The chart below shows the way doctors measure Risk Level. You can compare your own test results to this chart to understand your Risk Level.
To be “Low-Risk”, all your results must meet the Low-Risk standards in the green row in the table below. Even one result outside the green means you are either Intermediate-Risk (Yellow) High-Risk (Red)
Not all experts agree on the exact line between Intermediate-Risk and High-Risk.
- Some say that having two or more scores in the Intermediate range raises the risk to High.
- Others believe that you are not High-Risk until you have one or more tests that are clearly in the High-Risk range.
Active Surveillance May Be Your Best Option

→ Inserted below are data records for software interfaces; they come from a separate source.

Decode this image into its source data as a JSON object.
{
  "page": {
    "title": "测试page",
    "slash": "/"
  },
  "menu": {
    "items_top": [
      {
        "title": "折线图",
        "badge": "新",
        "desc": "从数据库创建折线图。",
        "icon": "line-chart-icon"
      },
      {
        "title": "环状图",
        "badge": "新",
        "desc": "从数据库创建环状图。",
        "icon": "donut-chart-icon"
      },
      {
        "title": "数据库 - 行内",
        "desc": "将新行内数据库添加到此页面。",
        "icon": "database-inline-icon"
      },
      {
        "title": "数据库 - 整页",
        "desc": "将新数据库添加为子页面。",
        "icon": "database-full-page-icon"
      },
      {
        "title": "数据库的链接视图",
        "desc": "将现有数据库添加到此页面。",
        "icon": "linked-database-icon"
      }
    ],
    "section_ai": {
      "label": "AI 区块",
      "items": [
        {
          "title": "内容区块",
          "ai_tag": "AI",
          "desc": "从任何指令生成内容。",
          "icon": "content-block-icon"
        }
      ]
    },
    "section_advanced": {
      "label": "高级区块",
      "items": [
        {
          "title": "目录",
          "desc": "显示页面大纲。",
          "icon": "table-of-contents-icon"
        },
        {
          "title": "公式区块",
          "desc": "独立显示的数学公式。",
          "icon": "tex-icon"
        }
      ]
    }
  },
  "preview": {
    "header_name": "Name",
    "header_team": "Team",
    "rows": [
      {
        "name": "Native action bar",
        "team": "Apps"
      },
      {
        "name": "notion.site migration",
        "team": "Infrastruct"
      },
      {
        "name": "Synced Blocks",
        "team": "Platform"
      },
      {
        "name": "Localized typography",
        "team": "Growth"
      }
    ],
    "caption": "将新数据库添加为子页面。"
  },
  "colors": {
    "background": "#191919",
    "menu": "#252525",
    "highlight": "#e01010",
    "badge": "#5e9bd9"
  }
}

Studies now show that if you have Low-Risk disease, you only need regular checkups instead of having immediate surgery or radiation. Following the approach of monitoring rather than immediate treatment, more than half of men with Low-Risk tumors have not required treatment five years later.
In another study of Low-Risk disease, men who received immediate treatment were compared with men who only got checkups until the cancer became higher risk. The outcome was the same in both groups. However, the men who waited were able to avoid treatment for years (and its side effects) until they really needed it.
Waiting is not right for every man with prostate cancer, but it’s a good option for men with Low-Risk disease.
Where to Learn More
Talk to your doctors. Visit a support group. Many men in support groups will gladly share their experiences and knowledge. Visit our website at www. pcri.org, or contact the PCRI helpline via email firstname.lastname@example.org or phone 800-641-PCRI.
As you learn more, you can make better choices and feel more confident about them.